Oh, and in keeping with my tradition, it’s sort of ridiculously sophisticated and overly generic. It has a little macro language that you can use to basically turn it into a loop iterator over the selected databases and tables, and run any command you wish. Here’s an example:
mysql-parallel-dump -- mysqldump --skip-lock-tables '%D' '%N' \| gzip --fast -c - \> '%D.%N.gz'
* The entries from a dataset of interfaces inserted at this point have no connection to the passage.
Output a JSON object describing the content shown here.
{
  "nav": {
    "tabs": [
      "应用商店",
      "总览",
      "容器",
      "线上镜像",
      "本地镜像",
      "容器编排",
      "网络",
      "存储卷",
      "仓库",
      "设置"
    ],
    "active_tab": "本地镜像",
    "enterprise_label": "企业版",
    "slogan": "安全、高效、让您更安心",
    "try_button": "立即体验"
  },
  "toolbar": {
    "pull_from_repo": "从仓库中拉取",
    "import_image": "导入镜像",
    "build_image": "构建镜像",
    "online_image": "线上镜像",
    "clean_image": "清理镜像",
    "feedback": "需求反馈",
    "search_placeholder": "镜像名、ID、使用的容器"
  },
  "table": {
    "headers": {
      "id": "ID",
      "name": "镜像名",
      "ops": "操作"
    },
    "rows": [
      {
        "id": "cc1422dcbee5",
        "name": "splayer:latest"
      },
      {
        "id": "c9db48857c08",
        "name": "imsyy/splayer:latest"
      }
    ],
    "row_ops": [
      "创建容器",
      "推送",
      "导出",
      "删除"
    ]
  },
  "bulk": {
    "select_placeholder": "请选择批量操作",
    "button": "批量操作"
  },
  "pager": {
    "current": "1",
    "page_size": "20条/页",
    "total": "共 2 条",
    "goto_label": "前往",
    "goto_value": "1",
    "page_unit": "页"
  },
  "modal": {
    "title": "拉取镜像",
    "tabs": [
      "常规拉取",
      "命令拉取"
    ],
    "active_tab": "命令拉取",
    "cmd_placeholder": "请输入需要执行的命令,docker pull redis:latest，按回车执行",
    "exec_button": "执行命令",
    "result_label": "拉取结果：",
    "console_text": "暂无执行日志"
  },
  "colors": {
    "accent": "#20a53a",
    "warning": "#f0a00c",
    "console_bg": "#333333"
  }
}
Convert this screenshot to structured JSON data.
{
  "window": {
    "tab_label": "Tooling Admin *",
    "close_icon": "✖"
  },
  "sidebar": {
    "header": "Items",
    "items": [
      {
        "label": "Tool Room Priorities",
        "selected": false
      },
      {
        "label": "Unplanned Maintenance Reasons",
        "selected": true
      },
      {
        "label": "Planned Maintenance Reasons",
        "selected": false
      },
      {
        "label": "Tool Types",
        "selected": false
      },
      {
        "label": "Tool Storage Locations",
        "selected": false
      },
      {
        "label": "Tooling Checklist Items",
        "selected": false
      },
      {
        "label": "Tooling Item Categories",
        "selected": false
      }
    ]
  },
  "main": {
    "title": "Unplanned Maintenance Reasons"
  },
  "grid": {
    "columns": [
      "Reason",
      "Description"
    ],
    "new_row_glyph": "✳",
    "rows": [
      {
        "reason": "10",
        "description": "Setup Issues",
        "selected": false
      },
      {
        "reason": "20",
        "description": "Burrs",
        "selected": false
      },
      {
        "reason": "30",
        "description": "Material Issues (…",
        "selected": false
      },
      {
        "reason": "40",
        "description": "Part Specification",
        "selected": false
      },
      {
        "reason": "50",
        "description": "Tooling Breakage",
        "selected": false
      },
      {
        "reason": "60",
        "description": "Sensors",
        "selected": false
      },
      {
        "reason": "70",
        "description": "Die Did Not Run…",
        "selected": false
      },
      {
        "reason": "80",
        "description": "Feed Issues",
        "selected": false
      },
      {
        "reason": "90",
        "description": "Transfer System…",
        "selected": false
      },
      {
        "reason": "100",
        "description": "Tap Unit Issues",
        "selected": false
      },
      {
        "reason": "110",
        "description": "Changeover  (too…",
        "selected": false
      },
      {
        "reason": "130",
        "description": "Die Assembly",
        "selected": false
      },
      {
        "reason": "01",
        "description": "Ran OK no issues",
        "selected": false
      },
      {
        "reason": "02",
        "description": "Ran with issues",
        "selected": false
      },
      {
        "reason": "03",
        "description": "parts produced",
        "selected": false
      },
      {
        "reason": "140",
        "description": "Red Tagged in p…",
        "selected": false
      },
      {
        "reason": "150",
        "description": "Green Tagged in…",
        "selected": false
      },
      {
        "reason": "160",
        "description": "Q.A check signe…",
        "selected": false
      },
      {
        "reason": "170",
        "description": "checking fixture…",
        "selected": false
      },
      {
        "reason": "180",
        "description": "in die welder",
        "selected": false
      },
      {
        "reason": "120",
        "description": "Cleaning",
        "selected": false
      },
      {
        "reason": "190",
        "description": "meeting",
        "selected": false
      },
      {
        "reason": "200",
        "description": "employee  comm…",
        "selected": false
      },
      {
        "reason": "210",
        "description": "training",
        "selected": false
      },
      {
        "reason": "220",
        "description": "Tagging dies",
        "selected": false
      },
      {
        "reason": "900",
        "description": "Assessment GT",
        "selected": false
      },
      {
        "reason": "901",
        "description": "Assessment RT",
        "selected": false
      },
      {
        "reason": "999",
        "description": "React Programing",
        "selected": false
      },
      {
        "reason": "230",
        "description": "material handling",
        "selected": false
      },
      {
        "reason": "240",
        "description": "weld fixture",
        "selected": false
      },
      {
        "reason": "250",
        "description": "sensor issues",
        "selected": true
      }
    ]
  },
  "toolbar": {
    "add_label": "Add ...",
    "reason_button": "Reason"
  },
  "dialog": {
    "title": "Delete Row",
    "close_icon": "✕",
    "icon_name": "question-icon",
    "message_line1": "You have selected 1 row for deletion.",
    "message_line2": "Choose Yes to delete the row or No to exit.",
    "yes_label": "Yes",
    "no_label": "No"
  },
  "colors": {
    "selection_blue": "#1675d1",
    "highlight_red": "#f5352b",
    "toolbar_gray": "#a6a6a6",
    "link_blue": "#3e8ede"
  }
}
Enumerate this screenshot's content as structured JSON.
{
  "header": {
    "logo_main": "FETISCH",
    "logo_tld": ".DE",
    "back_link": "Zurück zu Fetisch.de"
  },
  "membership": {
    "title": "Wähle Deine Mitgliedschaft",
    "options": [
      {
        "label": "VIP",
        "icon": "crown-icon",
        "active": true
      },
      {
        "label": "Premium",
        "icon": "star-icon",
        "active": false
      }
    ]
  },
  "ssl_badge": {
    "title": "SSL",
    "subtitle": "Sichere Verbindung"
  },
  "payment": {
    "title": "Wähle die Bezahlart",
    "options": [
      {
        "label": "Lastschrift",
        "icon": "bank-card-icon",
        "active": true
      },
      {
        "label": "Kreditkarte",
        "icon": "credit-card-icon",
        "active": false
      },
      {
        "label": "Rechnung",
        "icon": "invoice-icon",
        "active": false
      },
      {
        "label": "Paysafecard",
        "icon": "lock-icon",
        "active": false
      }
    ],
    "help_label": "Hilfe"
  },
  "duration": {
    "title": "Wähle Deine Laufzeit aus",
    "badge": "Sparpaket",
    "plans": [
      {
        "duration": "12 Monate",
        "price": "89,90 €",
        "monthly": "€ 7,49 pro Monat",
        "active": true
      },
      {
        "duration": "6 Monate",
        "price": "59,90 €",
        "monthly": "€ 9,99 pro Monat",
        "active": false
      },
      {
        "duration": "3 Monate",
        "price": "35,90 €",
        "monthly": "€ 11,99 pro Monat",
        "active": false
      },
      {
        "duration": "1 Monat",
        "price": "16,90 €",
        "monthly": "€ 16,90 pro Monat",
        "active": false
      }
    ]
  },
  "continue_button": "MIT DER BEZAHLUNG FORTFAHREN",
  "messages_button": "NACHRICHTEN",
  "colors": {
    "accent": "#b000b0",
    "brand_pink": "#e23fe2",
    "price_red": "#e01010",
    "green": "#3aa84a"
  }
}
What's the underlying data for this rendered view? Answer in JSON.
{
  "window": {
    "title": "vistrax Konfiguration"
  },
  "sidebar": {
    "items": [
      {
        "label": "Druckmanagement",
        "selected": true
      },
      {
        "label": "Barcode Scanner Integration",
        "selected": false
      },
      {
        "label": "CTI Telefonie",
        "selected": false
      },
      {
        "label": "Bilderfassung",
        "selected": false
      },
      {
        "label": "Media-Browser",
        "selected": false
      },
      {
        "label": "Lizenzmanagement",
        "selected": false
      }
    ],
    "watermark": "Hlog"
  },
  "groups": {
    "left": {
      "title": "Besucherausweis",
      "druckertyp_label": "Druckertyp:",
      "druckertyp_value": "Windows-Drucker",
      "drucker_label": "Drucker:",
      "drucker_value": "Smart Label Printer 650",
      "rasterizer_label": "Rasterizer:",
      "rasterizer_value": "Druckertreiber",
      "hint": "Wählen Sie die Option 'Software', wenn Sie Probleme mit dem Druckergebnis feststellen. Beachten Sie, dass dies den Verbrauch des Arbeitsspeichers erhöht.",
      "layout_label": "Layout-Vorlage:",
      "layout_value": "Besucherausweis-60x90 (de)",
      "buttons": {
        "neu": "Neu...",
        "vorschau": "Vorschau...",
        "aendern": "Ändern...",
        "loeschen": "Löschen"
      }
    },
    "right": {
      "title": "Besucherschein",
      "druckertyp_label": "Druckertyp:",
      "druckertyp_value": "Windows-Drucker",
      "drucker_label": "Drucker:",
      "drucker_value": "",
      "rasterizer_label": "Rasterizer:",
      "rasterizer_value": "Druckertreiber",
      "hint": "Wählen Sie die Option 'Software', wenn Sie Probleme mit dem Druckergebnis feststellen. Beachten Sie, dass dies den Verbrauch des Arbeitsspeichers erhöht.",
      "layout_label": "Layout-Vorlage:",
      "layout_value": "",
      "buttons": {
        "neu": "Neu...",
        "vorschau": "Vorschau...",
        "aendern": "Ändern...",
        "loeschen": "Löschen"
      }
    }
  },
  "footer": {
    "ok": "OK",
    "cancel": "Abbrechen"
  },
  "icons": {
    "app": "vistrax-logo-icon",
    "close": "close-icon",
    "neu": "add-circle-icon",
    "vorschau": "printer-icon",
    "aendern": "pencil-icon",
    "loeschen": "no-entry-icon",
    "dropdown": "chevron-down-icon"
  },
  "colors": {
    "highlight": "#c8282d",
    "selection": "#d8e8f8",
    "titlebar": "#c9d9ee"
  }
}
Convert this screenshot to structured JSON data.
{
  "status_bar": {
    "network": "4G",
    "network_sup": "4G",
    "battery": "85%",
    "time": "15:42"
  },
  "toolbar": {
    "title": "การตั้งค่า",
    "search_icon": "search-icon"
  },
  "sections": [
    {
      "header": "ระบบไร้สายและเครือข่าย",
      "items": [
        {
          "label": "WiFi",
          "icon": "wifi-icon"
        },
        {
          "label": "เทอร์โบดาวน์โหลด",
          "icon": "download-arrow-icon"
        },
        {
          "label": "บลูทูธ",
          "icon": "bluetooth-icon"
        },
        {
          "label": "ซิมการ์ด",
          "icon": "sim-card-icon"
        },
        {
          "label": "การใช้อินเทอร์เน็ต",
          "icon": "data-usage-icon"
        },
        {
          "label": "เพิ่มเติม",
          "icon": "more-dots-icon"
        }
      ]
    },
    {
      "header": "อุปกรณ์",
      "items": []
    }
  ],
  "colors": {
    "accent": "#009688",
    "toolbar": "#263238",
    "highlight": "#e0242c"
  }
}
That basically duplicates the built-in defaults (except the defaults are actually a lot more complicated than that). But it illustrates how you could use this as a shell to select which tables to dump and fork off sub-processes, handling all the locking, error checking, and so forth for them. Here I’m spawning off mysqldump, but it would be just as easy to execute a custom script.
There’s one more wish Peter and I both have, but which is impossible for right now as far as we know. That’s to do parallel SELECT INTO OUTFILE dumps for a bunch of tables in one transaction. This will not be possible until more than one connection can participate in a single transaction. Ask the MySQL guys about that one!
This script is part of MySQL Toolkit and will be released as soon as I have time. There are a few other bug fixes I want to include. In the meantime, if you’re dying to get it, you can grab it from the MySQL Toolkit subversion repository.